* DIRECTIONS FOR THIS TASK
The lines you return should be those containing the string "SKUs", taken from the data below.

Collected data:
= Beginning of Section =

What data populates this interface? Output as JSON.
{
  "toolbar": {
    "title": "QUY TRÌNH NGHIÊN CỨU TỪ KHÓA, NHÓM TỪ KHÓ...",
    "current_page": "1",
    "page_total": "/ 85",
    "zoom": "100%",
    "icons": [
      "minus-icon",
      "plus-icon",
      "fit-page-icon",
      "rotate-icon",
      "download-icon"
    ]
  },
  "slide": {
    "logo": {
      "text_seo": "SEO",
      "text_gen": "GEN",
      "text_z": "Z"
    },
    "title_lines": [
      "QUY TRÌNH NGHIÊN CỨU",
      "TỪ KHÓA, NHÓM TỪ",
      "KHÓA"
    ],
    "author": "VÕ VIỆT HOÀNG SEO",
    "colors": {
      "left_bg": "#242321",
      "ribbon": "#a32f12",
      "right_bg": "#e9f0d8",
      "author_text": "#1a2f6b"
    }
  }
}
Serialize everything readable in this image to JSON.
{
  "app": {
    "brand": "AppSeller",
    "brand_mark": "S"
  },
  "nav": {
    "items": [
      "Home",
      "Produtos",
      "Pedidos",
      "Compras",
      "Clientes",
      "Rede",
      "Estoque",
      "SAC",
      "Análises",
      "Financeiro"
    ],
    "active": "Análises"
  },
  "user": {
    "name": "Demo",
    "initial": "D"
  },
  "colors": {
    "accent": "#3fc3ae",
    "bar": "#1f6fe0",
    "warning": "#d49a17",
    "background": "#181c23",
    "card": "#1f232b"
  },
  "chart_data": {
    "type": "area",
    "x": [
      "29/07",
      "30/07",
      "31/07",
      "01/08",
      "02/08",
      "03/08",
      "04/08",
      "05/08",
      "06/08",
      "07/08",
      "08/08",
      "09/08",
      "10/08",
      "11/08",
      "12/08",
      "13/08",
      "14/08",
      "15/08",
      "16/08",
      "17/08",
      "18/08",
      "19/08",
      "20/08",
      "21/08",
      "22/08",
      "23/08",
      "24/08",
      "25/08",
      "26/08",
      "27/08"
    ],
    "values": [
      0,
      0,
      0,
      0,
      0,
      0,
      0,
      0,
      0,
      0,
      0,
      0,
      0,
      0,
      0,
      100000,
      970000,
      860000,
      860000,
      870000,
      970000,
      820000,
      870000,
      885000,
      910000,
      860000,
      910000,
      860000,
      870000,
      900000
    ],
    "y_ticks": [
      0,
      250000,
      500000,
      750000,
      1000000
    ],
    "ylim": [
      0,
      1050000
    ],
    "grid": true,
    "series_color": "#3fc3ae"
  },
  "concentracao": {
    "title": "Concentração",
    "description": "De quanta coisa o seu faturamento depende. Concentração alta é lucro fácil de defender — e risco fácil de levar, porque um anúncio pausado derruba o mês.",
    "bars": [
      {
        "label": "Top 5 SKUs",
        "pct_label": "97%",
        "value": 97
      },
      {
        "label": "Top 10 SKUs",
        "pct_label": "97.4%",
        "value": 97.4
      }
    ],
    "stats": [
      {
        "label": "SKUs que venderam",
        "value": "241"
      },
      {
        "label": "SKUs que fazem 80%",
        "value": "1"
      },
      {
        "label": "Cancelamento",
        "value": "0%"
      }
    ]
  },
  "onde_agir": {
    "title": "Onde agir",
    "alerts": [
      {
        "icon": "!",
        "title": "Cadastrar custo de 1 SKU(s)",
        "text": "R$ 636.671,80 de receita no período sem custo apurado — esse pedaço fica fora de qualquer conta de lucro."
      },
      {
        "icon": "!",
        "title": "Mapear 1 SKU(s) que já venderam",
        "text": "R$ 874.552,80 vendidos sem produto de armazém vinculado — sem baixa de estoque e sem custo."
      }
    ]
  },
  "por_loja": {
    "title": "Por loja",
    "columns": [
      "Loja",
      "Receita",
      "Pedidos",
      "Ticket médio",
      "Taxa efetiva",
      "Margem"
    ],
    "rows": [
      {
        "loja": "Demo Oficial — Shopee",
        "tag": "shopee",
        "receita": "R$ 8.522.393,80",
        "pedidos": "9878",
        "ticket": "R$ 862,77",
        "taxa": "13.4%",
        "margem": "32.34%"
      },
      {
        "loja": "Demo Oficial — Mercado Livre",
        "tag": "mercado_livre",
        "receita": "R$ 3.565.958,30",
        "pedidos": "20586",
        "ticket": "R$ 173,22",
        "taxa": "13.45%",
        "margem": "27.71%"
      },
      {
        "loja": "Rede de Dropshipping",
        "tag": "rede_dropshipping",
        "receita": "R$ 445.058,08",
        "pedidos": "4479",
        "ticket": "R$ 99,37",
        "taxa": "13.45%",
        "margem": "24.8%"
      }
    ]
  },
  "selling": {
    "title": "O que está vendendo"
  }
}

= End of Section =

* OUTPUT OF THE EXERCISE
        "label": "Top 5 SKUs",
        "label": "Top 10 SKUs",
        "label": "SKUs que venderam",
        "label": "SKUs que fazem 80%",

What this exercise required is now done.